In an article on this very topic, Drs. Burack and Wood recommend that patients be aware of the following information in order to make a well-informed decision on prostate cancer screening:
Burack RC, Wood DP Jr. Screening for Prostate cancer: the challenge of promoting informed decision making in the absence of definitive evidence of effectiveness. Medical Clinics of North America 83: 1423-42, 1999.
Catalona WJ, Hudson MA, Scardino PR, et al: Selection of optimal prostate specific antigen cutoffs for early detection of prostate cancer: Receiver operating characteristic curves. J Urol 152:2037-42, 1994.
Mettlin C, Jones G, Averette H, et al.: Defining and updating the American Cancer Society guidelines for the cancer-related checkup: Prostate and endometrial cancers. CA Cancer J Clin 43:42-46, 1993.
Mettlin C, Murphy GP, Babaian RJ, et al: The results of a five-year early prostate cancer detection intervention. Investigators for the American Cancer Society National Prostate Cancer Detection Project. Cancer 77:150-9, 1996.

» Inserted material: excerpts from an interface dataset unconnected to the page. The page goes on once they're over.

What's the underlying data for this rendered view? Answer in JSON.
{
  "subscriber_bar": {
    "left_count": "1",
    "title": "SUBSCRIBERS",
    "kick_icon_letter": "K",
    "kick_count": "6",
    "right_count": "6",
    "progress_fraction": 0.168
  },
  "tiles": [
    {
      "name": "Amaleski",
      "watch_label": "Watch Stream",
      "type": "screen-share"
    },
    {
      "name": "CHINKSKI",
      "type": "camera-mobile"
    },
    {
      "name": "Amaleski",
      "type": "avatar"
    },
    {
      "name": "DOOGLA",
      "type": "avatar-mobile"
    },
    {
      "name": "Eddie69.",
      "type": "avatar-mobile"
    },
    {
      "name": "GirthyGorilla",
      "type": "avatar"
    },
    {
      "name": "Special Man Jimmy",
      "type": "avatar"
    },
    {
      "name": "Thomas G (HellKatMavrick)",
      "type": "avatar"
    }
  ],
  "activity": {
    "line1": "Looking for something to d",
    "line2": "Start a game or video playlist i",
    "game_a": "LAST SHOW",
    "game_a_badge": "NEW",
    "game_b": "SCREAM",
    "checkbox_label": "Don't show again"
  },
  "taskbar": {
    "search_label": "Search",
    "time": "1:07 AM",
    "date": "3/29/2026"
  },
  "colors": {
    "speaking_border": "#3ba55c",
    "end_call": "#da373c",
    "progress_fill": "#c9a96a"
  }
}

Montie JE, Wood DP Jr, Pontes JE et al: Adenocarcinoma of the prostate in cystoprostatectomy specimens removed for bladder cancer. Cancer 63:381-5, 1989.
Sakr WA, Grignon DJ, Crissman JD, et al: High grade prostatic intraepithelial neoplasia and prostatic adenocarcinoma between the ages of 20-69: An autopsy study of 249 cases. In Vivo 8:439-43, 1994.
Smith DS, Humphrey PA, Catalona WJ: The early detection of prostate carcinoma with prostate specific antigen: The Washington University experience. Cancer 80:1852-6, 1997.
May 18, 2010 - Men with low-risk prostate cancer on active surveillance generally have favorably low anxiety and distress in the first nine months of surveillance, according to research published in the May issue of The Journal of Urology. Another article in the same issue examines how health status and life expectancy influenced selection of men age 75 and older for prostate-specific antigen (PSA) screenings before the United States Preventive Services Task Force (USPSTF) recommended against screening them.
May 18, 2010